* Finance Ministry seeks cuts to defence budget
* Army calls off drills, public unimpressed
By Maayan Lubell and Steven Scheer
JERUSALEM, June 1 Israel's Defence Ministry has
for weeks been engaged in a public battle with the Finance
Ministry, which is seeking to slash Israel's largest budget and
dismisses warnings that cuts will make it harder to protect the
The Treasury is seeking an $870 million cut in defence
funds, which at about $14.5 billion make up some 17 percent of
Israel's total budget. The Defence Ministry in turn has
cautioned it will Israel's security will be compromised unless
its funding is increased.
The row has pitted defence and finance officials against
each other, making mutual threats in the media. Some see it as a

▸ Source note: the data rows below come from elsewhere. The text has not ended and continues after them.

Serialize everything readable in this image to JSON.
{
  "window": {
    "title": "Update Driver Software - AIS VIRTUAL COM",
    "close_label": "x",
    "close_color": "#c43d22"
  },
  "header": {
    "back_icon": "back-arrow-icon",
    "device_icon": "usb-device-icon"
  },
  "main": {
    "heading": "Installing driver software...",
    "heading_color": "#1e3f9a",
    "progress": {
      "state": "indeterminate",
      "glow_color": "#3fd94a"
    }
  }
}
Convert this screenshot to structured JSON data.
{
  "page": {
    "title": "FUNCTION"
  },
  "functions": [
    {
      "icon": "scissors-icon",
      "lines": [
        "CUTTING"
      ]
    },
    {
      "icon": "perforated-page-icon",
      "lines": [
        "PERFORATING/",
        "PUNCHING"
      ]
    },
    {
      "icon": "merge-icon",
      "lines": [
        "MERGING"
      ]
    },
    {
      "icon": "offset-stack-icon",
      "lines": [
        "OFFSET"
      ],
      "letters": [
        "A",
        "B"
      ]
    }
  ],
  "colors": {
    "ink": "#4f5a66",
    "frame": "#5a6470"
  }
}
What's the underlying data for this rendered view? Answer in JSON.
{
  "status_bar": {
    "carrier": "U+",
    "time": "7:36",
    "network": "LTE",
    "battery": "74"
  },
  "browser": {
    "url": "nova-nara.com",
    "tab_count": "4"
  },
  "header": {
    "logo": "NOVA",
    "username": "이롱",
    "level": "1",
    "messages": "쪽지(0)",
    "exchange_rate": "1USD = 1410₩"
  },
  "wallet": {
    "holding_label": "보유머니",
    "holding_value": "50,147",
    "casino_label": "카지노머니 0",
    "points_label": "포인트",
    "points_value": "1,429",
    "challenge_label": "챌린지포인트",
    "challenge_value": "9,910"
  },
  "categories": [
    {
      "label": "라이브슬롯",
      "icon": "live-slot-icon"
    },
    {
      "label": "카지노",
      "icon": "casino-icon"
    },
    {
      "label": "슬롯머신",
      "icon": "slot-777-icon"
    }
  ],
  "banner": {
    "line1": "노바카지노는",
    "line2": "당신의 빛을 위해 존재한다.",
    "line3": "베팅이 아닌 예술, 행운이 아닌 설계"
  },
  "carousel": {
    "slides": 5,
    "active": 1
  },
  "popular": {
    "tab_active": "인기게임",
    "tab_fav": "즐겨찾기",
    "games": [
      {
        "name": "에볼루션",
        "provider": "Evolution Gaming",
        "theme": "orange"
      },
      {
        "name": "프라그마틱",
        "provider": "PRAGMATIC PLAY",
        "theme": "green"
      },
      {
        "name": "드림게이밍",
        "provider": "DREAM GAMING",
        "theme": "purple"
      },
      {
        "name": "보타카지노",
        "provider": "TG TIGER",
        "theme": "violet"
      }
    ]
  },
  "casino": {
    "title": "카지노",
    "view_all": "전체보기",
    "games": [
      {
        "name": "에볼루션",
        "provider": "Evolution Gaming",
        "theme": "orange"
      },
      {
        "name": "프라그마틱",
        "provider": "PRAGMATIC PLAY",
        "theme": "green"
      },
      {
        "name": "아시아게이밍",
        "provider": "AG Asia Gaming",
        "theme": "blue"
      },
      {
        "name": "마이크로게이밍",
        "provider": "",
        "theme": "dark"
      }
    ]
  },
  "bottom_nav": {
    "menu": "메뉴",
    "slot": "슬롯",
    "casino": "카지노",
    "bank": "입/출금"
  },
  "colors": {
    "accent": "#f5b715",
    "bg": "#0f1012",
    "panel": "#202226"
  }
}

sign of change in Israel's attitude toward its military, once
the nation's sacred cow.
As the debate continued, defence sources said on Sunday the
air force had halted many training flights over budgetary
constraints - a move that some commentators dismissed as a scare
"After several years of false alarms, the defence apparatus
is now finding it hard to persuade the government that this time
the wolf has really come to prey on the herd," wrote Amos Harel,
Haaretz newspaper's defence analyst.
"The citizenry is not impressed by the generals' threats."
Back in the 1970s, Israel's defence budget represented about
30 percent of GDP. In a growing Israeli economy, it now stands
at some seven percent, a figure still far higher than in Western
Israel's Finance Minister Yair Lapid has vowed not to cater
to Defence Ministry demands. "The equation is simple: any
addition will come at the expense of the public," he said.
Lapid's Yesh Atid party was carried to second place in the
2013 election on the wings of middle class uproar over high
living costs. The vote was seen as a shift in national concerns,
from matters of war and peace to bread and butter issues.
"There is now an idea that security does not only mean
defence budget. People understand that education and health and
social services are security as well," said Yesh Atid lawmaker
Ofer Shelah, who is a member of both the Finance and Foreign
Affairs and Defence committees in the Knesset.
"It is a growing debate that was once considered
sacrilegious in Israel," Shelah said.
In May, Defence Minister Moshe Yaalon, citing funding
issues, called off a major homefront military drill.
"Delaying the drill is the first step on the way to an
almost complete halt of military and defence training because of
budget constraints. This is not a game and we are not instilling
fear," a senior defence official said in the announcement.
But Yaacov Lifshitz, of the Begin-Sadat Center for Strategic
Studies, believes the Defence Ministry should be more
responsible with its financial resources and questioned whether
the public would accept such an argument.
"On the face of it this announcement is creating some
antagonism. We are talking about a budget of 60 billion Shekels
($17.3 billion) ... what's to stop the air force from
The $14.5 billion defence budget is a base figure
supplemented by additional revenues and additional government
funding approved during the year. Another $3 billion in aid
comes from the United States.
And Finance Ministry officials say cuts can be made
elsewhere, especially to generous pensions paid to officers who
often retire in their 40's and then embark on a second career.
A government panel, appointed in 2007, drew up a 10-year
defence budget, but the plan was only partly implemented. Prime
Minister Benjamin Netanyahu has appointed a new committee but it
has not yet begun working and it is doubtful any findings can be
delivered in time for the 2015 budget.
Maharan Frozenfar, who served as the financial adviser to
the army's chief of staff and Defence Ministry until 2011, said
an imperfect multi-year plan would still be better than
quarterly quarrels between the defence and finance ministries.
"Instead of looking to the long term and saying we want
defence spending to be like in other Western countries, and
setting a multi-year plan steadily over time, what do we do? We
haggle and arm wrestle," he said.
Netanyahu issued a statement on Wednesday in which he urged
both sides to stop bickering and hold "a substantive discussion"
until he makes his decision in the coming weeks.
In past years the finance ministry has succeeded in cutting
the defence budget, defence officials have tended to request
more funds after the budget was approved. Following a public
debate, the prime minister usually approved the increases.
Last December, Israel's parliamentary finance committee
approved 3.27 billion shekels of additional funding for defence,
on top of a 2.75 billion shekel boost approved two months
($1 = 3.4724 Israeli Shekels)
(Writing by Maayan Lubell; Editing by Jeffrey Heller and Raissa